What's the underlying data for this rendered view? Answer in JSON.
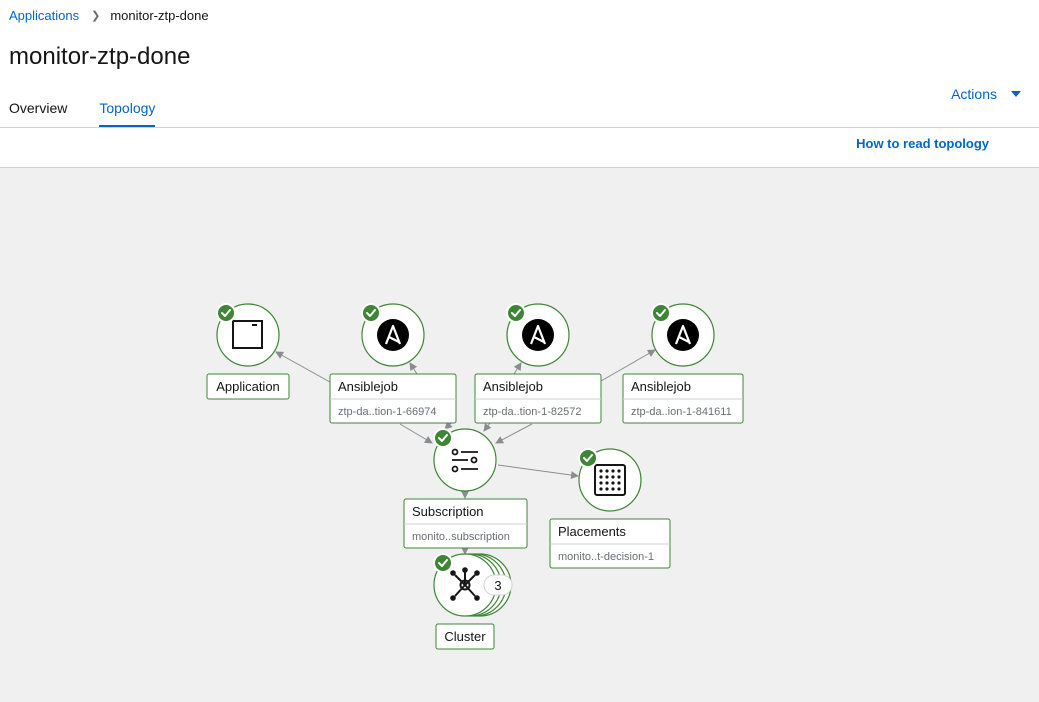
{
  "breadcrumb": {
    "parent": "Applications",
    "current": "monitor-ztp-done"
  },
  "page": {
    "title": "monitor-ztp-done"
  },
  "tabs": [
    {
      "label": "Overview"
    },
    {
      "label": "Topology"
    }
  ],
  "actions": {
    "label": "Actions"
  },
  "topology": {
    "help_link": "How to read topology",
    "nodes": {
      "application": {
        "label": "Application",
        "status": "ok"
      },
      "ansiblejob1": {
        "label": "Ansiblejob",
        "sublabel": "ztp-da..tion-1-66974",
        "status": "ok"
      },
      "ansiblejob2": {
        "label": "Ansiblejob",
        "sublabel": "ztp-da..tion-1-82572",
        "status": "ok"
      },
      "ansiblejob3": {
        "label": "Ansiblejob",
        "sublabel": "ztp-da..ion-1-841611",
        "status": "ok"
      },
      "subscription": {
        "label": "Subscription",
        "sublabel": "monito..subscription",
        "status": "ok"
      },
      "placements": {
        "label": "Placements",
        "sublabel": "monito..t-decision-1",
        "status": "ok"
      },
      "cluster": {
        "label": "Cluster",
        "count": "3",
        "status": "ok"
      }
    }
  },
  "colors": {
    "link": "#0066cc",
    "status_ok": "#3e8635",
    "node_border": "#3e8635",
    "canvas": "#f0f0f0"
  }
}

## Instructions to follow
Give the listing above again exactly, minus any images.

## Solved problem
What's the underlying data for this rendered view? Answer in JSON.
{
  "breadcrumb": {
    "parent": "Applications",
    "current": "monitor-ztp-done"
  },
  "page": {
    "title": "monitor-ztp-done"
  },
  "tabs": [
    {
      "label": "Overview"
    },
    {
      "label": "Topology"
    }
  ],
  "actions": {
    "label": "Actions"
  },
  "topology": {
    "help_link": "How to read topology",
    "nodes": {
      "application": {
        "label": "Application",
        "status": "ok"
      },
      "ansiblejob1": {
        "label": "Ansiblejob",
        "sublabel": "ztp-da..tion-1-66974",
        "status": "ok"
      },
      "ansiblejob2": {
        "label": "Ansiblejob",
        "sublabel": "ztp-da..tion-1-82572",
        "status": "ok"
      },
      "ansiblejob3": {
        "label": "Ansiblejob",
        "sublabel": "ztp-da..ion-1-841611",
        "status": "ok"
      },
      "subscription": {
        "label": "Subscription",
        "sublabel": "monito..subscription",
        "status": "ok"
      },
      "placements": {
        "label": "Placements",
        "sublabel": "monito..t-decision-1",
        "status": "ok"
      },
      "cluster": {
        "label": "Cluster",
        "count": "3",
        "status": "ok"
      }
    }
  },
  "colors": {
    "link": "#0066cc",
    "status_ok": "#3e8635",
    "node_border": "#3e8635",
    "canvas": "#f0f0f0"
  }
}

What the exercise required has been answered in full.